• **TASK DETAILS**
The reply should contain every line of the data, repeated exactly, and no pictures.

• **GIVEN RECORDS**
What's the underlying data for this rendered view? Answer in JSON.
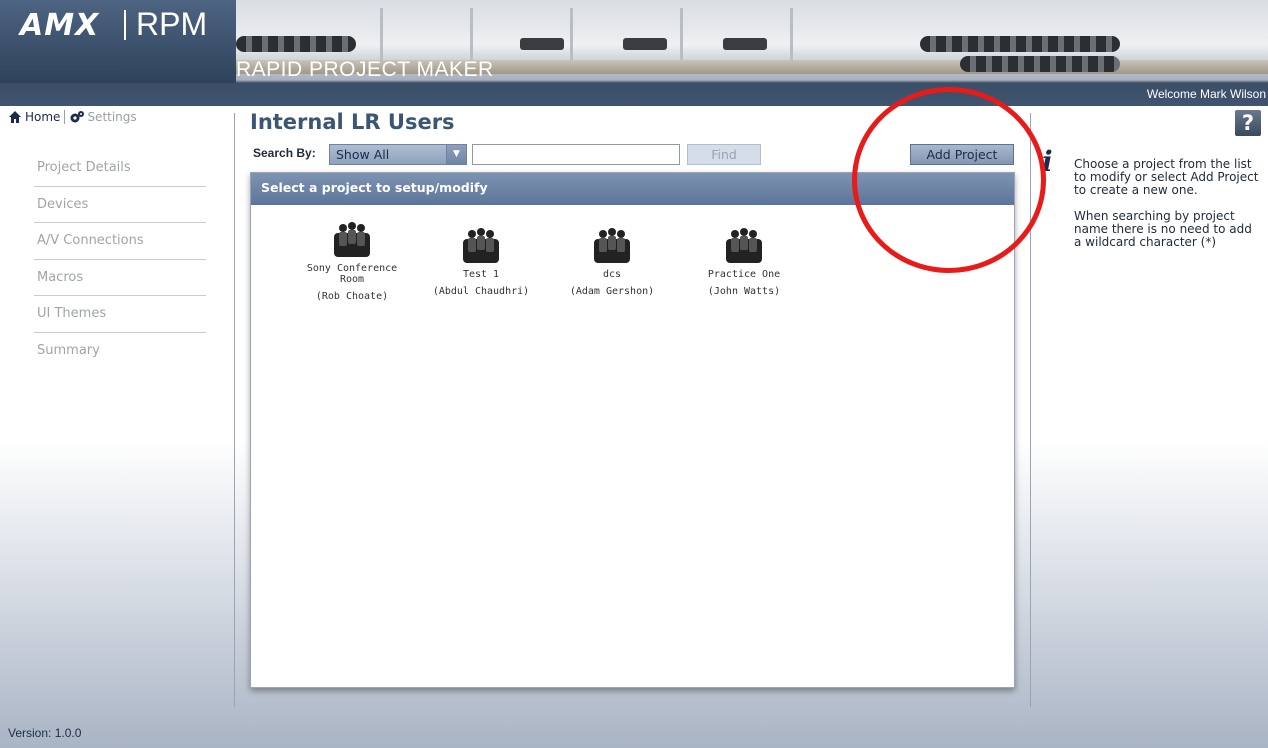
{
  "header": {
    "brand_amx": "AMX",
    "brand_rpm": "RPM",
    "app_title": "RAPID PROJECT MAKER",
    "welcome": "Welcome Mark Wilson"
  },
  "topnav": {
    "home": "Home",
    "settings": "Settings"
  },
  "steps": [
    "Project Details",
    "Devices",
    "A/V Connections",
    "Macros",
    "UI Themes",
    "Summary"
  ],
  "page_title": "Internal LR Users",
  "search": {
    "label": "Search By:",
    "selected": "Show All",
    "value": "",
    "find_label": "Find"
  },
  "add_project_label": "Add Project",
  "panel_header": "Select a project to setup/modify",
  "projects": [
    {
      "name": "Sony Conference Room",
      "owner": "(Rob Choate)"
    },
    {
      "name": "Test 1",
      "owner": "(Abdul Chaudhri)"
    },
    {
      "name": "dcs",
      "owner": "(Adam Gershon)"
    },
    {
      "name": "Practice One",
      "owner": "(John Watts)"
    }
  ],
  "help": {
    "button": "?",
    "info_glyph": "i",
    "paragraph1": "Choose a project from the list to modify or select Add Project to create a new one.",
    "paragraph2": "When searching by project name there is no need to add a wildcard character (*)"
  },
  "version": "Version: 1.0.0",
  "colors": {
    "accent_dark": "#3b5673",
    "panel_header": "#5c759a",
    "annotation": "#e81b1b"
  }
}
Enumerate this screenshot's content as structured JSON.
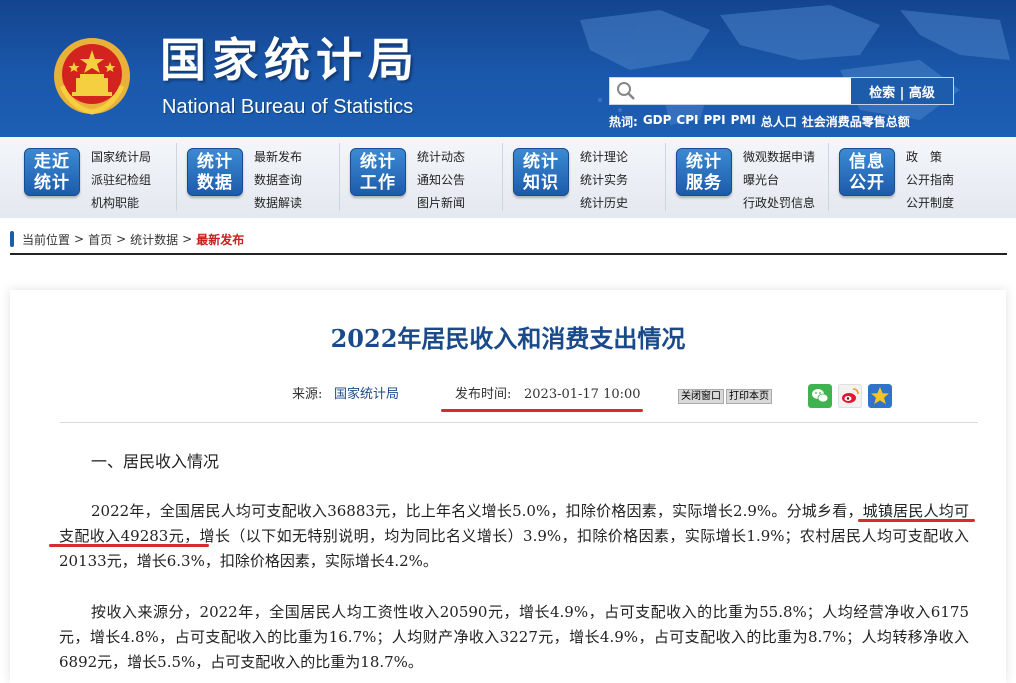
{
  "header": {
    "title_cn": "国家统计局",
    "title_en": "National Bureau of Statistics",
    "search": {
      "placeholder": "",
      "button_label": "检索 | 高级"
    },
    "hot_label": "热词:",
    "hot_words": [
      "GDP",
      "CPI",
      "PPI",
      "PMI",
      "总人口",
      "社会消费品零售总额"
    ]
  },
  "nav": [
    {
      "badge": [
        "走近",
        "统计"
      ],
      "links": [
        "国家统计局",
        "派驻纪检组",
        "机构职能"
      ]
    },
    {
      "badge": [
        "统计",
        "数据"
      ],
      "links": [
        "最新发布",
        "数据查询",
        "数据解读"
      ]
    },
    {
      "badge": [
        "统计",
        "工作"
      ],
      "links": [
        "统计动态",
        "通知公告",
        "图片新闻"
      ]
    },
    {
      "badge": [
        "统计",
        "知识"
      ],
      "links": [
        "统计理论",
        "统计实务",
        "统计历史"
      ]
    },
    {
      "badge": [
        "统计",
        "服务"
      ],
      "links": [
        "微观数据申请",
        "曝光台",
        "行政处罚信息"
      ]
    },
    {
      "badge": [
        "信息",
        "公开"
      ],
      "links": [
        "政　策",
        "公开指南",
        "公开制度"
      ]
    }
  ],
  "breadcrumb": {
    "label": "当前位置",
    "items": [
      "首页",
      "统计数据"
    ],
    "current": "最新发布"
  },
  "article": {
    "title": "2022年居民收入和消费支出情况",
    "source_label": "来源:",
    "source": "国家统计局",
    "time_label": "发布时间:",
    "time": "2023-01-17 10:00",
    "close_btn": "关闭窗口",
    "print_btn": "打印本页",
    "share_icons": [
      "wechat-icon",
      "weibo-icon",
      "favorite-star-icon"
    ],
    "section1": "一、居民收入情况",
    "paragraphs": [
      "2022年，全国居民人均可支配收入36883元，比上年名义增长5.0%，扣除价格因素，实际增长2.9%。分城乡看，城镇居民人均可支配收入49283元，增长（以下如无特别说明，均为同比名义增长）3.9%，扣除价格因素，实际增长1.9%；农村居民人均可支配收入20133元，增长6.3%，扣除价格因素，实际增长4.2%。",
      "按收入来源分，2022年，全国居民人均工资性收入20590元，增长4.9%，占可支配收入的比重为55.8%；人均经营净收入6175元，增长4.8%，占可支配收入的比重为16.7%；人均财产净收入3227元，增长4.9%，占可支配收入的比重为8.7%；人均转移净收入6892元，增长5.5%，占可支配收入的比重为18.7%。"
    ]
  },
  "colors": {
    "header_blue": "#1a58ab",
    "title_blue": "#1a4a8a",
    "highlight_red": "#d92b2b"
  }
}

• **TASK OUTPUT**
What's the underlying data for this rendered view? Answer in JSON.
{
  "header": {
    "brand_amx": "AMX",
    "brand_rpm": "RPM",
    "app_title": "RAPID PROJECT MAKER",
    "welcome": "Welcome Mark Wilson"
  },
  "topnav": {
    "home": "Home",
    "settings": "Settings"
  },
  "steps": [
    "Project Details",
    "Devices",
    "A/V Connections",
    "Macros",
    "UI Themes",
    "Summary"
  ],
  "page_title": "Internal LR Users",
  "search": {
    "label": "Search By:",
    "selected": "Show All",
    "value": "",
    "find_label": "Find"
  },
  "add_project_label": "Add Project",
  "panel_header": "Select a project to setup/modify",
  "projects": [
    {
      "name": "Sony Conference Room",
      "owner": "(Rob Choate)"
    },
    {
      "name": "Test 1",
      "owner": "(Abdul Chaudhri)"
    },
    {
      "name": "dcs",
      "owner": "(Adam Gershon)"
    },
    {
      "name": "Practice One",
      "owner": "(John Watts)"
    }
  ],
  "help": {
    "button": "?",
    "info_glyph": "i",
    "paragraph1": "Choose a project from the list to modify or select Add Project to create a new one.",
    "paragraph2": "When searching by project name there is no need to add a wildcard character (*)"
  },
  "version": "Version: 1.0.0",
  "colors": {
    "accent_dark": "#3b5673",
    "panel_header": "#5c759a",
    "annotation": "#e81b1b"
  }
}
Enumerate this screenshot's content as structured JSON.
{
  "header": {
    "title_cn": "国家统计局",
    "title_en": "National Bureau of Statistics",
    "search": {
      "placeholder": "",
      "button_label": "检索 | 高级"
    },
    "hot_label": "热词:",
    "hot_words": [
      "GDP",
      "CPI",
      "PPI",
      "PMI",
      "总人口",
      "社会消费品零售总额"
    ]
  },
  "nav": [
    {
      "badge": [
        "走近",
        "统计"
      ],
      "links": [
        "国家统计局",
        "派驻纪检组",
        "机构职能"
      ]
    },
    {
      "badge": [
        "统计",
        "数据"
      ],
      "links": [
        "最新发布",
        "数据查询",
        "数据解读"
      ]
    },
    {
      "badge": [
        "统计",
        "工作"
      ],
      "links": [
        "统计动态",
        "通知公告",
        "图片新闻"
      ]
    },
    {
      "badge": [
        "统计",
        "知识"
      ],
      "links": [
        "统计理论",
        "统计实务",
        "统计历史"
      ]
    },
    {
      "badge": [
        "统计",
        "服务"
      ],
      "links": [
        "微观数据申请",
        "曝光台",
        "行政处罚信息"
      ]
    },
    {
      "badge": [
        "信息",
        "公开"
      ],
      "links": [
        "政　策",
        "公开指南",
        "公开制度"
      ]
    }
  ],
  "breadcrumb": {
    "label": "当前位置",
    "items": [
      "首页",
      "统计数据"
    ],
    "current": "最新发布"
  },
  "article": {
    "title": "2022年居民收入和消费支出情况",
    "source_label": "来源:",
    "source": "国家统计局",
    "time_label": "发布时间:",
    "time": "2023-01-17 10:00",
    "close_btn": "关闭窗口",
    "print_btn": "打印本页",
    "share_icons": [
      "wechat-icon",
      "weibo-icon",
      "favorite-star-icon"
    ],
    "section1": "一、居民收入情况",
    "paragraphs": [
      "2022年，全国居民人均可支配收入36883元，比上年名义增长5.0%，扣除价格因素，实际增长2.9%。分城乡看，城镇居民人均可支配收入49283元，增长（以下如无特别说明，均为同比名义增长）3.9%，扣除价格因素，实际增长1.9%；农村居民人均可支配收入20133元，增长6.3%，扣除价格因素，实际增长4.2%。",
      "按收入来源分，2022年，全国居民人均工资性收入20590元，增长4.9%，占可支配收入的比重为55.8%；人均经营净收入6175元，增长4.8%，占可支配收入的比重为16.7%；人均财产净收入3227元，增长4.9%，占可支配收入的比重为8.7%；人均转移净收入6892元，增长5.5%，占可支配收入的比重为18.7%。"
    ]
  },
  "colors": {
    "header_blue": "#1a58ab",
    "title_blue": "#1a4a8a",
    "highlight_red": "#d92b2b"
  }
}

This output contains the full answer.